I’m starting to see that stretching isn’t so bad after all.

What are your strengths? Can you stretch them in creative new directions? Do you need to call it quits on a false start?


re-picturing PAIRS

Lately, the shadows have seemed awfully big. It has been hard to turn toward the light and fight the darkness. Marathon training has been tough. I’m not sure if the Honolulu Marathon is going to happen for me. The tenure treadmill has been tough. I’m not sure if I’m going to do enough in this short period of time. Even taking pictures has been tough. I feel uninspired. However, I have felt incredibly grateful to have the right people come into my life at the right time. The right collaborators, the right running partners, the right partners in creative crime (you know who you are). When we are in pairs, the shadows don’t seem so big afterall.

What shadows have you been fighting? Who can you pair up with?


I have high expectations (like really high expectations) for myself and others. I take pride in these high expectations and I suspect that you might too.

I’m what psychologists call a maximizer. A maximizer is like a perfectionist, someone who needs to be assured that they are making the best decision or reaching the best outcome possible at all times.

However, sometimes high expectations make us miserable.

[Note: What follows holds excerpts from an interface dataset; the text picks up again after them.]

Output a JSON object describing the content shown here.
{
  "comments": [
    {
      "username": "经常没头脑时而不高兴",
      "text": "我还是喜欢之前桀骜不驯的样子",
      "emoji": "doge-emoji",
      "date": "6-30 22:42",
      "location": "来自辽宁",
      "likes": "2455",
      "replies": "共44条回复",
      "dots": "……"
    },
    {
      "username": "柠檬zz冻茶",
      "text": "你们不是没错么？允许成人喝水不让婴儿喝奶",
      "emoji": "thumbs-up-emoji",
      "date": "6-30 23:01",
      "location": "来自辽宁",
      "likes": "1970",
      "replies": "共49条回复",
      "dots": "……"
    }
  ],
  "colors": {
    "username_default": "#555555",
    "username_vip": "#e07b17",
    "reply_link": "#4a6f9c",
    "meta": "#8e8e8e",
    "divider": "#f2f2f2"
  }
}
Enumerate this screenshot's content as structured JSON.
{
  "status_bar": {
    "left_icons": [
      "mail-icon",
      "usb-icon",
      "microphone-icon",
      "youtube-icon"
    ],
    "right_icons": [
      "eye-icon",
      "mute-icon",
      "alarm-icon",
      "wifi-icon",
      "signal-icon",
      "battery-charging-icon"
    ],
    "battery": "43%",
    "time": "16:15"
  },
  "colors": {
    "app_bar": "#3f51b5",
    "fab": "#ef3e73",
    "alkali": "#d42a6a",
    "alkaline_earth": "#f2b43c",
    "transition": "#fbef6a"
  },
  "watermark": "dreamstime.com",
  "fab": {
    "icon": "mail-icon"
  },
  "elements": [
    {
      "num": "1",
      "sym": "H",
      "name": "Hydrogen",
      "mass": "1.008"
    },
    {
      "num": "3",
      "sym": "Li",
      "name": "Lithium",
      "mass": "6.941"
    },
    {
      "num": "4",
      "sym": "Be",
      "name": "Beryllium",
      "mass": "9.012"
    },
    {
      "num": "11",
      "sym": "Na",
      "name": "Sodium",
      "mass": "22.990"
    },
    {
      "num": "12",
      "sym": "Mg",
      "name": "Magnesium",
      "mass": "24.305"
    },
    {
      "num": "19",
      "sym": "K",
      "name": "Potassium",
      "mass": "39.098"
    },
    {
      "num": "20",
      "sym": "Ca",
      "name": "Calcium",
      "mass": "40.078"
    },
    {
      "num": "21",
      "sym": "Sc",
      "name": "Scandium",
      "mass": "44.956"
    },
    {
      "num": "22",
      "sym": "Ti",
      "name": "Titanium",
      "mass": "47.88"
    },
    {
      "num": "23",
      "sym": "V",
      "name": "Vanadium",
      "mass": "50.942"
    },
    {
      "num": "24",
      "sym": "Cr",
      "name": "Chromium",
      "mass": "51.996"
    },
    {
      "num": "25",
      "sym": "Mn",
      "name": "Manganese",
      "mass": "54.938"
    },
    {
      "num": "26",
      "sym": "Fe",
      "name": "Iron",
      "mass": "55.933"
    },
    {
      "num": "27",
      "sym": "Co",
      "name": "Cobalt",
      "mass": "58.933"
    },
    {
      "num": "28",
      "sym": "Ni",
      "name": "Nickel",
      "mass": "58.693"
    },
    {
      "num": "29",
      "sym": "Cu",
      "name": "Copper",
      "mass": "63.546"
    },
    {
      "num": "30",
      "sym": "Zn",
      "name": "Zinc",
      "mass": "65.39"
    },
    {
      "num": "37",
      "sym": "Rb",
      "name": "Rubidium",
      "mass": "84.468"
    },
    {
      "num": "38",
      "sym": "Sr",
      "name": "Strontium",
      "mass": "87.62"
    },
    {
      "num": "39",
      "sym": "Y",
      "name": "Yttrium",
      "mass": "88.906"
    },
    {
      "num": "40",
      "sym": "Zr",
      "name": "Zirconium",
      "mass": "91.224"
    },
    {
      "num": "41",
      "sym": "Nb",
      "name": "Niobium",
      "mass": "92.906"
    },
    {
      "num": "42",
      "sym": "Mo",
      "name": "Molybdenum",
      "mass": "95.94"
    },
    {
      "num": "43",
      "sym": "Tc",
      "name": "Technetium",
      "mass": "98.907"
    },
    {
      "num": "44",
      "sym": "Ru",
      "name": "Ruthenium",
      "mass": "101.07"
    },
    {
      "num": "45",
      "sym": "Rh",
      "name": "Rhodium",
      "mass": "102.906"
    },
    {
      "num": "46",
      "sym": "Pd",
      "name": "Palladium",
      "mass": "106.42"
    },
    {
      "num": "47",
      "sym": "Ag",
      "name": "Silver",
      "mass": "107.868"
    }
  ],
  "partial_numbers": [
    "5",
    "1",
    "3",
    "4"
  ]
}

Case in point. I’m training for a marathon. I went from not running, like not jogging, not running down the block, not really exercising at all (besides the running to the fridge for a yummy treat)… to trying to run 26.2 miles. Last weekend, I was supposed to run 18 miles, but at 15.5. miles my knee pain (recurring injury) became unbearable and I had to walk the last 2.5 miles. The entire time, I was thinking about the 2.5 miles I wasn’t running, instead of the 15.5 miles I had already run. What the heck? What’s going on here? By all standards, I had a run a long distance, like a very long distance. And, it made me frustrated, disappointed, angry, bitter, and generally ungrateful.

This week, I’m trying to feel a bit more grateful. I’m trying to focus on the positive instead of the negative. The negatives and positives both represent truths. Just tonight, I ran 8 miles and my knee is aching, but I just ran 8 miles.

Have you been focusing on the miles not run, rather than the miles run?

re-picturing ART

Thank you friends, family, fellow photographers, creative sisters, and readers for all of your support as I prepared for my second photography show with the talented Meghan Davidson last week! I am grateful to report that we had a wonderful turnout, the work was well-received, and we even sold some notecards, prints, and framed and matted work (thank you to all of you who supported our work and the Playhouse!). I’m still processing the entire night — it truly was amazing to see all of the photos enlarged, matted, and framed under the spotlight. I was reminded, however, that I am just playing a part in a larger creative process that is continuing to unfold all around us (even if we fail to notice it most of the time). By sharing our own voices and experiences through our art (whether that be a blog, music, visual arts, books, research, or just living a more wholehearted life), we help others to recognize their own unique voice and a deeper voice that we all share. And, your fears, your struggles, and your “not enoughs,” as well as, your triumphs, your joys, and your “I am enoughs” are beautiful. You are beautiful. I am beautiful. We are beautiful.